Fig. 5
figure 5

In vitro validation of the inhibitory effect of the 13-amino acid peptide inhibitor (13AApi) on severe acute respiratory syndrome coronavirus-2 (SARS-CoV-2) spike receptor-binding domain (RBD) was examined with an enzyme-linked immunosorbent assay (ELISA) test kit. A The image reproduced from the BP Biosciences ELISA kit demonstrates the steps in the assay. B Percent inhibitory activity of the 13AApi at the indicated concentrations on the binding of SARS-CoV-2 spike RBD to angiotensin-converting enzyme 2 (ACE2). The plotted graph represents the mean of three biological replicates

4 Conclusions

Several advantages of peptides, including ease of synthesis and modification, low toxicity, and high target specificity and selectivity, motivated us to design a potential therapeutic peptide candidate against COVID-19. The 13AApi is a novel potential therapeutic peptide that could inhibit the interaction of the SARS-CoV-2 spike protein with ACE2, thereby blocking cellular entry of the virus (Fig. 6). Our findings suggest that computationally designed inhibitory peptides may be developed as an anti-SARS-CoV-2 agent.
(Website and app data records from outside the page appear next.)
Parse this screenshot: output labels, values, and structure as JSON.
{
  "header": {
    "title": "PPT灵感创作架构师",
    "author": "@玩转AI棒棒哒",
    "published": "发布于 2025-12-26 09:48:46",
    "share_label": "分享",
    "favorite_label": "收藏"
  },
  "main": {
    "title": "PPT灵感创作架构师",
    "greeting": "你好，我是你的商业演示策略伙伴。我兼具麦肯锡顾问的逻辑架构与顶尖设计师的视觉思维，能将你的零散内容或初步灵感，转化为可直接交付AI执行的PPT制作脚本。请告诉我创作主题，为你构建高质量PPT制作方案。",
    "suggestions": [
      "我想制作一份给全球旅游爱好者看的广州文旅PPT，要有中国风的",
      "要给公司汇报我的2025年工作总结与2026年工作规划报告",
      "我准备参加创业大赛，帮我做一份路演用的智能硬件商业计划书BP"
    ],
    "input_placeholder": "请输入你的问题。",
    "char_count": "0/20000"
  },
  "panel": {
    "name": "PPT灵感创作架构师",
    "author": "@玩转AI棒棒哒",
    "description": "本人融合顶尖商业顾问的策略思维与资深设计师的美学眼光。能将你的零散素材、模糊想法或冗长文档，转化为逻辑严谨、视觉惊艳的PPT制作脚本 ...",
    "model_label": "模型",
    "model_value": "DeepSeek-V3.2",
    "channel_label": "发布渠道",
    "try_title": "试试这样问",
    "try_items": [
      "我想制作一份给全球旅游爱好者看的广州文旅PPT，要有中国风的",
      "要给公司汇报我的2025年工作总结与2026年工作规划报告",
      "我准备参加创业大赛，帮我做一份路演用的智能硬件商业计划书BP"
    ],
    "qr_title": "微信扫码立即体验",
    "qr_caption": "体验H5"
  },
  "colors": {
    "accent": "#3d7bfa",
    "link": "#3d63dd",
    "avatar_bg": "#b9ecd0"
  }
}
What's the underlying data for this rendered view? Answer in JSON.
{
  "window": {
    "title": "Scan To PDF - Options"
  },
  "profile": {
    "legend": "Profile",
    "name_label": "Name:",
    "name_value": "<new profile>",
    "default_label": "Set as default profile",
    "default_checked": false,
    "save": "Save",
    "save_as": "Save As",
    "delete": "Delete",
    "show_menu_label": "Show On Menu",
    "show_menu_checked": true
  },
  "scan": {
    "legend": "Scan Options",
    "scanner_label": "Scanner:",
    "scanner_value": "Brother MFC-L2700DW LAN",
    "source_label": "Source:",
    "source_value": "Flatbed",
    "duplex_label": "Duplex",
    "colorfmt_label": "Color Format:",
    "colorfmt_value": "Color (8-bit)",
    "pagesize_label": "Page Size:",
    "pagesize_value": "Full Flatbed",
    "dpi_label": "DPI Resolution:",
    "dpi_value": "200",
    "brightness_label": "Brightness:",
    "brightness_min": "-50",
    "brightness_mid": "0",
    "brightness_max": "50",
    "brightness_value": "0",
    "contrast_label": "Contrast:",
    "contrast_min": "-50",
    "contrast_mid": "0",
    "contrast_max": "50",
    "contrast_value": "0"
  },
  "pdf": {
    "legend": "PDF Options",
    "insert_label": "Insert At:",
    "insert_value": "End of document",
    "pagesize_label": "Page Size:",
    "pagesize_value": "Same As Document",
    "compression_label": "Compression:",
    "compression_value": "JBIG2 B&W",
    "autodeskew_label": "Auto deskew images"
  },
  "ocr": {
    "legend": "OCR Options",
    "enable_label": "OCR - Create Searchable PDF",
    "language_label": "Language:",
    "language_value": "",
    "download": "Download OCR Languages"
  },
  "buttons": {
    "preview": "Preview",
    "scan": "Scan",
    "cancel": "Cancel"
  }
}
Inhibitory activity of the designed 13AApi could be successfully validated with an ELISA. The 13AApi also displayed multiple drug-like properties such as good solubility, stability, and selectivity towards the RBD of the SARS-CoV-2 spike protein and can be further developed as a selective therapeutic candidate for COVID-19. The present study is the first step towards developing candidate drugs that can block SARS-CoV-2 entry into the host cell and further studies are warranted to determine the real-time therapeutic application of these candidate drugs.

Fig. 6
figure 6

Severe acute respiratory syndrome coronavirus-2 (SARS-CoV-2) and host angiotensin-converting enzyme 2 (ACE2) receptor interaction and mechanism of virus entry (left panel). A novel therapeutic peptide 13-amino acid peptide inhibitor (13AApi) blocks the receptor-binding domain (RBD) of the SARS-CoV-2 spike protein from interacting with the host cell surface ACE2 (right panel). The 13AApi is a promising therapeutic candidate to prevent virus entry and infection in the host. The image was created with BioRender